After the tragic massacre of the DeFeo family, High Hopes quietly went on the market again. In November 1975, George and Kathy Lutz purchased the house at a modest price. Twenty-eight days after moving in, they and their children fled the house in terror and never returned, claiming that the house was besieged by diabolical spirits.

Their harrowing story has become familiar thanks to Jay Anson's bestselling book, The Amityville Horror, and its blockbuster 1979 film adaptation starring James Brolin and Margot Kidder. The horror the Lutz family experienced ranged from the subtle to the overwhelming. George frequently complained of being cold in the house, and he occasionally awakened to the sound of a marching band in the living room. Kathy felt the presence of a benign spirit in the kitchen, while her young daughter often spoke to a ghostly pig-like entity named Jodie. A strange red room was discovered in the basement, a room that emanated an aura of evil from the allegedly Satanic rites that took place there. A priest who was summoned to bless the house when the family moved in was driven from the home by a threatening supernatural voice that screamed, "Get out!" As the days wore on, the paranormal events only escalated in intensity, culminating in walls 'bleeding' a sticky black substance and George witnessing a hooded demon in white stalking into the bedroom of his two stepsons. The house, already the scene of unthinkable evil, seemed to have blossomed into horrific, supernatural madness.

However, while the allegedly 'non-fiction' account of the Lutz family's ordeal captivated the nation (and made a small fortune for the Lutzes, as well), the credibility of their story was called into question by many people, most prominently Dr. Stephen Kaplan, a paranormal researcher. Kaplan uncovered numerous inconsistencies in the Lutzes' account. For example, the notorious 'red room' in the basement was nothing more than a pipe well to give plumbers access to a water pipe. In Jay Anson's book, the house's front door exploded off its hinges after a demonic attack; Kaplan found that the home's original front door was very much in place and still functioning. While the Lutzes claimed that they were too frightened to ever return to 112 Ocean Avenue, they in fact returned a day after supposedly 'fleeing' the evil abode in order to hold a yard sale.

While other parapsychologists such as Ed and Lorraine Warren maintained that the house was haunted, the Lutzes' tale was dealt a nearly fatal blow in 1979 when Joel Martin, host of a radio show devoted to all things supernatural, interviewed William Weber, Butch DeFeo's attorney. Weber confessed that he and George Lutz had fabricated the haunted house story for two reasons. First, Weber wanted a new trial for DeFeo, and the claims of a demonically infested house might bolster a jury's willingness to believe that Butch was under the influence of some alien force at the time of the murders and thus not accountable for the crimes. Second, the engrossingly lurid story of a possessed house would make a lot of money for Lutz, whose architecture business was floundering and who wanted to rid himself of an unwieldy mortgage. Over the years, George and Kathy Lutz eventually recanted some—but not all—parts of their account.
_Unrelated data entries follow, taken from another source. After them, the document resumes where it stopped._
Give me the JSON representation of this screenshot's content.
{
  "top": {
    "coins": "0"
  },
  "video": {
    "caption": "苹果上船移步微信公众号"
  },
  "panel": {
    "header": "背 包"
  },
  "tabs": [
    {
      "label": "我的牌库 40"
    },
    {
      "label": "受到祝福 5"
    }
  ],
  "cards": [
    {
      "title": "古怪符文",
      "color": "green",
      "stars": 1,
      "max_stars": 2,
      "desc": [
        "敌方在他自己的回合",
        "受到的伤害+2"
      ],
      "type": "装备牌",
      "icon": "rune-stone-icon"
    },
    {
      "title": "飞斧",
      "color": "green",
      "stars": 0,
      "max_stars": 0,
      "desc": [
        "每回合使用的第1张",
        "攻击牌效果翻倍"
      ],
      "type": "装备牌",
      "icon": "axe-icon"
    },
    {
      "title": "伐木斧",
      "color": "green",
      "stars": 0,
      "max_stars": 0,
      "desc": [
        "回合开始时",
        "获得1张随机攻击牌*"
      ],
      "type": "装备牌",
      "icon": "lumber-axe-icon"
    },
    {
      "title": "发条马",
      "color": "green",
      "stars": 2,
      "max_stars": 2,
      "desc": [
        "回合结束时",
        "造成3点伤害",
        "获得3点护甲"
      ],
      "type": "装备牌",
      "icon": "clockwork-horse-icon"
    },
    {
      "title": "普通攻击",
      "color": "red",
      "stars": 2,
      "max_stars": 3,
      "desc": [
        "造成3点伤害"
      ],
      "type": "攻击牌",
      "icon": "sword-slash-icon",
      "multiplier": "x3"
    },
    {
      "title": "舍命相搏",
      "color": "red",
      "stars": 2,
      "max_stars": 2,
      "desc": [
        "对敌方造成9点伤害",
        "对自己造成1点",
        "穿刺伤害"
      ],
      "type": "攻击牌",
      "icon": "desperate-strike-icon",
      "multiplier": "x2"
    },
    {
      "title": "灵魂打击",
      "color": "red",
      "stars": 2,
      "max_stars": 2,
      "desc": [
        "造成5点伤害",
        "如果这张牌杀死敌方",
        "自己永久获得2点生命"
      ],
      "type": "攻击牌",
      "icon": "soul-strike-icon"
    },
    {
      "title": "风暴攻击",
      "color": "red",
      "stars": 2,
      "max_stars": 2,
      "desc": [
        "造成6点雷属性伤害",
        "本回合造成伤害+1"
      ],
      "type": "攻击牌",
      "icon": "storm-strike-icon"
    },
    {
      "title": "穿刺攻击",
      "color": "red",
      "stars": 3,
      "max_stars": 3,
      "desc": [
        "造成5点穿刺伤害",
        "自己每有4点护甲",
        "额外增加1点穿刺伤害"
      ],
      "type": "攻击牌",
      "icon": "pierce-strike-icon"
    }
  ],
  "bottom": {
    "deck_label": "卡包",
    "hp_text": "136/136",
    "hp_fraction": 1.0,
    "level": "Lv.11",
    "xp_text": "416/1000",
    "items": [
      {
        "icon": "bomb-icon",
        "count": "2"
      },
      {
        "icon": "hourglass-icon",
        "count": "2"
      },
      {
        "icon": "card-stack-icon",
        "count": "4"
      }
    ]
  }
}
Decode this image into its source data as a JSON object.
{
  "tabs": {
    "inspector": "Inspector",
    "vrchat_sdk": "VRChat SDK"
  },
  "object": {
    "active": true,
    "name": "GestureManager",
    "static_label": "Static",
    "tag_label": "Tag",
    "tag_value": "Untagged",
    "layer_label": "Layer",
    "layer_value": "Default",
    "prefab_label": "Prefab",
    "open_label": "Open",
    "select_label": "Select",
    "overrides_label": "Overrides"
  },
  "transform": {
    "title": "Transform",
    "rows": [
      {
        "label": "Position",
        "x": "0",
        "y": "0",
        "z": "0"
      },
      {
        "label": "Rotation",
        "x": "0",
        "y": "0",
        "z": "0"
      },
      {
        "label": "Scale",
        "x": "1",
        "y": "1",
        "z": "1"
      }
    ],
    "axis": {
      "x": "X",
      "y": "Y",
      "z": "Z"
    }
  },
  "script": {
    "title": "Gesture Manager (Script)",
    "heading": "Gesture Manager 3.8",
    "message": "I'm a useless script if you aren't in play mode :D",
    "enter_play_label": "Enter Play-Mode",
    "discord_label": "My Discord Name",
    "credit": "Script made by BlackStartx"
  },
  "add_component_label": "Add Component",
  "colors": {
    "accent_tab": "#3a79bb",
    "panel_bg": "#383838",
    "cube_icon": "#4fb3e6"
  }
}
The current residents of 112 Ocean Avenue claim that no ghosts or demons lurk within the house. The only unwelcome visitations come from the many tourists and curiosity-seekers who drive by the house on a regular basis. In order to discourage this attention, the present owners have considerably altered the house's facade, even removing the famous eye-like quarter-round windows and replacing them with square windows. No amount of exterior reconstruction, however, can fully erase the terrible tragedy and sordid supernatural controversy that occurred within the walls of High Hopes, and with talk of yet another Amityville Horror movie to hit theaters, the dark legend will undoubtedly haunt the Long Island community for generations to come.